**YOUR TASK**
Find the string "color" in the data, and copy out each line that has it.

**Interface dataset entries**
_ _ _ _ _ _ _

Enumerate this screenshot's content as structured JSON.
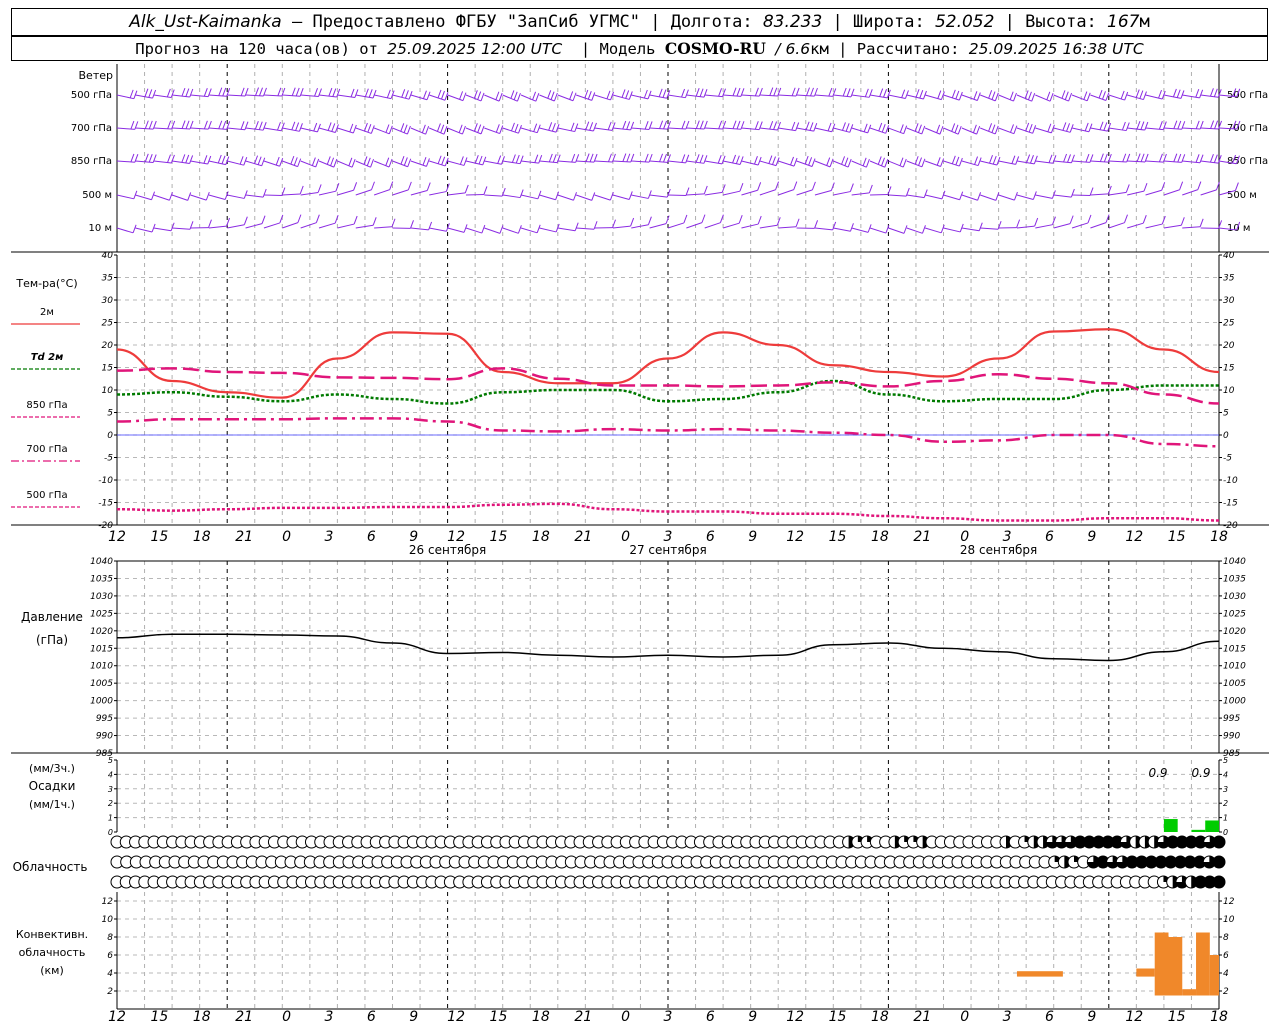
{
  "header": {
    "station": "Alk_Ust-Kaimanka",
    "sep1": " — ",
    "provider": "Предоставлено ФГБУ \"ЗапСиб УГМС\"",
    "lon_label": "Долгота:",
    "lon": "83.233",
    "lat_label": "Широта:",
    "lat": "52.052",
    "alt_label": "Высота:",
    "alt": "167",
    "alt_unit": "м",
    "forecast_label": "Прогноз на 120 часа(ов) от",
    "forecast_time": "25.09.2025 12:00 UTC",
    "model_label": "Модель",
    "model": "COSMO-RU",
    "model_res": "/ 6.6",
    "model_res_unit": "км",
    "calc_label": "Рассчитано:",
    "calc_time": "25.09.2025 16:38 UTC"
  },
  "x_axis": {
    "hour_labels": [
      "12",
      "15",
      "18",
      "21",
      "0",
      "3",
      "6",
      "9",
      "12",
      "15",
      "18",
      "21",
      "0",
      "3",
      "6",
      "9",
      "12",
      "15",
      "18",
      "21",
      "0",
      "3",
      "6",
      "9",
      "12",
      "15",
      "18"
    ],
    "date_labels": [
      "26 сентября",
      "27 сентября",
      "28 сентября"
    ]
  },
  "wind_panel": {
    "title": "Ветер",
    "levels_left": [
      "500 гПа",
      "700 гПа",
      "850 гПа",
      "500 м",
      "10  м"
    ],
    "levels_right": [
      "500 гПа",
      "700 гПа",
      "850 гПа",
      "500 м",
      "10  м"
    ],
    "color": "#8a2be2"
  },
  "chart_data": [
    {
      "type": "line",
      "title": "Тем-ра(°С)",
      "x": [
        0,
        6,
        12,
        18,
        24,
        30,
        36,
        42,
        48,
        54,
        60,
        66,
        72,
        78,
        84,
        90,
        96,
        102,
        108,
        114,
        120
      ],
      "ylim": [
        -20,
        40
      ],
      "yticks": [
        -20,
        -15,
        -10,
        -5,
        0,
        5,
        10,
        15,
        20,
        25,
        30,
        35,
        40
      ],
      "series": [
        {
          "name": "2м",
          "color": "#ee3b3b",
          "values": [
            19,
            12,
            9.5,
            8.3,
            17,
            22.8,
            22.5,
            14,
            11.5,
            11.5,
            17,
            22.8,
            20,
            15.5,
            14,
            13,
            17,
            23,
            23.5,
            19,
            14
          ]
        },
        {
          "name": "Td  2м",
          "color": "#007a00",
          "values": [
            9,
            9.5,
            8.5,
            7.5,
            9,
            8,
            7,
            9.5,
            10,
            10,
            7.5,
            8,
            9.5,
            12,
            9,
            7.5,
            8,
            8,
            10,
            11,
            11
          ]
        },
        {
          "name": "850 гПа",
          "color": "#e0157a",
          "values": [
            14.3,
            14.8,
            14,
            13.8,
            12.8,
            12.7,
            12.4,
            14.8,
            12.5,
            11,
            11,
            10.8,
            11,
            11.7,
            10.8,
            12,
            13.5,
            12.5,
            11.5,
            9,
            7
          ]
        },
        {
          "name": "700 гПа",
          "color": "#e0157a",
          "values": [
            3,
            3.5,
            3.5,
            3.5,
            3.7,
            3.7,
            3,
            1,
            0.8,
            1.3,
            1,
            1.3,
            1,
            0.5,
            0,
            -1.5,
            -1.2,
            0,
            0,
            -2,
            -2.5
          ]
        },
        {
          "name": "500 гПа",
          "color": "#e0157a",
          "values": [
            -16.5,
            -16.8,
            -16.5,
            -16.2,
            -16.2,
            -16,
            -16,
            -15.5,
            -15.3,
            -16.5,
            -17,
            -17,
            -17.5,
            -17.5,
            -18,
            -18.5,
            -19,
            -19,
            -18.5,
            -18.5,
            -19
          ]
        }
      ]
    },
    {
      "type": "line",
      "title": "Давление",
      "ylabel": "(гПа)",
      "x": [
        0,
        6,
        12,
        18,
        24,
        30,
        36,
        42,
        48,
        54,
        60,
        66,
        72,
        78,
        84,
        90,
        96,
        102,
        108,
        114,
        120
      ],
      "ylim": [
        985,
        1040
      ],
      "yticks": [
        985,
        990,
        995,
        1000,
        1005,
        1010,
        1015,
        1020,
        1025,
        1030,
        1035,
        1040
      ],
      "series": [
        {
          "name": "",
          "color": "#000000",
          "values": [
            1018,
            1019,
            1019,
            1018.8,
            1018.5,
            1016.5,
            1013.5,
            1013.8,
            1013,
            1012.5,
            1013,
            1012.5,
            1013,
            1016,
            1016.5,
            1015,
            1014,
            1012,
            1011.5,
            1014,
            1017
          ]
        }
      ]
    },
    {
      "type": "bar",
      "title": "Осадки",
      "ylabel_top": "(мм/3ч.)",
      "ylabel_bottom": "(мм/1ч.)",
      "ylim": [
        0,
        5
      ],
      "yticks": [
        0,
        1,
        2,
        3,
        4,
        5
      ],
      "annotations": [
        "0.9",
        "0.9"
      ],
      "bars": [
        {
          "x0": 114,
          "x1": 115.5,
          "value": 0.9
        },
        {
          "x0": 117,
          "x1": 118.5,
          "value": 0.15
        },
        {
          "x0": 118.5,
          "x1": 120,
          "value": 0.8
        }
      ],
      "color": "#00cc00"
    },
    {
      "type": "bar",
      "title": "Облачность",
      "rows": 3,
      "note": "cloud cover symbols per hour, 0-1 fraction"
    },
    {
      "type": "bar",
      "title": "Конвективн. облачность (км)",
      "title_lines": [
        "Конвективн.",
        "облачность",
        "(км)"
      ],
      "ylim": [
        0,
        13
      ],
      "yticks": [
        2,
        4,
        6,
        8,
        10,
        12
      ],
      "color": "#f0882a",
      "bars": [
        {
          "x0": 98,
          "x1": 103,
          "bottom": 3.6,
          "top": 4.2
        },
        {
          "x0": 111,
          "x1": 113,
          "bottom": 3.6,
          "top": 4.5
        },
        {
          "x0": 113,
          "x1": 114.5,
          "bottom": 1.5,
          "top": 8.5
        },
        {
          "x0": 114.5,
          "x1": 116,
          "bottom": 1.5,
          "top": 8
        },
        {
          "x0": 116,
          "x1": 117.5,
          "bottom": 1.5,
          "top": 2.2
        },
        {
          "x0": 117.5,
          "x1": 119,
          "bottom": 1.5,
          "top": 8.5
        },
        {
          "x0": 119,
          "x1": 120,
          "bottom": 1.5,
          "top": 6
        }
      ]
    }
  ],
  "cloud_rows": [
    [
      0,
      0,
      0,
      0,
      0,
      0,
      0,
      0,
      0,
      0,
      0,
      0,
      0,
      0,
      0,
      0,
      0,
      0,
      0,
      0,
      0,
      0,
      0,
      0,
      0,
      0,
      0,
      0,
      0,
      0,
      0,
      0,
      0,
      0,
      0,
      0,
      0,
      0,
      0,
      0,
      0,
      0,
      0,
      0,
      0,
      0,
      0,
      0,
      0,
      0,
      0,
      0,
      0,
      0,
      0,
      0,
      0,
      0,
      0,
      0,
      0,
      0,
      0,
      0,
      0,
      0,
      0,
      0,
      0,
      0,
      0,
      0,
      0,
      0,
      0,
      0,
      0,
      0,
      0,
      0.5,
      0.25,
      0.25,
      0,
      0,
      0.5,
      0.25,
      0.25,
      0.5,
      0,
      0,
      0,
      0,
      0,
      0,
      0,
      0,
      0.5,
      0,
      0.25,
      0.5,
      0.5,
      0.75,
      0.75,
      0.75,
      1,
      1,
      1,
      1,
      1,
      0.75,
      0.5,
      0.5,
      0.5,
      0.75,
      1,
      1,
      1,
      1,
      0.75,
      1
    ],
    [
      0,
      0,
      0,
      0,
      0,
      0,
      0,
      0,
      0,
      0,
      0,
      0,
      0,
      0,
      0,
      0,
      0,
      0,
      0,
      0,
      0,
      0,
      0,
      0,
      0,
      0,
      0,
      0,
      0,
      0,
      0,
      0,
      0,
      0,
      0,
      0,
      0,
      0,
      0,
      0,
      0,
      0,
      0,
      0,
      0,
      0,
      0,
      0,
      0,
      0,
      0,
      0,
      0,
      0,
      0,
      0,
      0,
      0,
      0,
      0,
      0,
      0,
      0,
      0,
      0,
      0,
      0,
      0,
      0,
      0,
      0,
      0,
      0,
      0,
      0,
      0,
      0,
      0,
      0,
      0,
      0,
      0,
      0,
      0,
      0,
      0,
      0,
      0,
      0,
      0,
      0,
      0,
      0,
      0,
      0,
      0,
      0,
      0.25,
      0.5,
      0.25,
      0,
      0.75,
      1,
      0.75,
      0.75,
      1,
      1,
      1,
      1,
      1,
      1,
      1,
      1,
      0.75,
      1
    ],
    [
      0,
      0,
      0,
      0,
      0,
      0,
      0,
      0,
      0,
      0,
      0,
      0,
      0,
      0,
      0,
      0,
      0,
      0,
      0,
      0,
      0,
      0,
      0,
      0,
      0,
      0,
      0,
      0,
      0,
      0,
      0,
      0,
      0,
      0,
      0,
      0,
      0,
      0,
      0,
      0,
      0,
      0,
      0,
      0,
      0,
      0,
      0,
      0,
      0,
      0,
      0,
      0,
      0,
      0,
      0,
      0,
      0,
      0,
      0,
      0,
      0,
      0,
      0,
      0,
      0,
      0,
      0,
      0,
      0,
      0,
      0,
      0,
      0,
      0,
      0,
      0,
      0,
      0,
      0,
      0,
      0,
      0,
      0,
      0,
      0,
      0,
      0,
      0,
      0,
      0,
      0,
      0,
      0,
      0,
      0,
      0,
      0,
      0,
      0,
      0,
      0,
      0,
      0,
      0,
      0,
      0,
      0,
      0,
      0,
      0,
      0,
      0,
      0,
      0.25,
      0.5,
      0.75,
      0.5,
      1,
      1,
      1
    ]
  ]
}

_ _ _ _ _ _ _

**ANSWER TO THE PROBLEM**
    "color": "#8a2be2"
          "color": "#ee3b3b",
          "color": "#007a00",
          "color": "#e0157a",
          "color": "#e0157a",
          "color": "#e0157a",
          "color": "#000000",
      "color": "#00cc00"
      "color": "#f0882a",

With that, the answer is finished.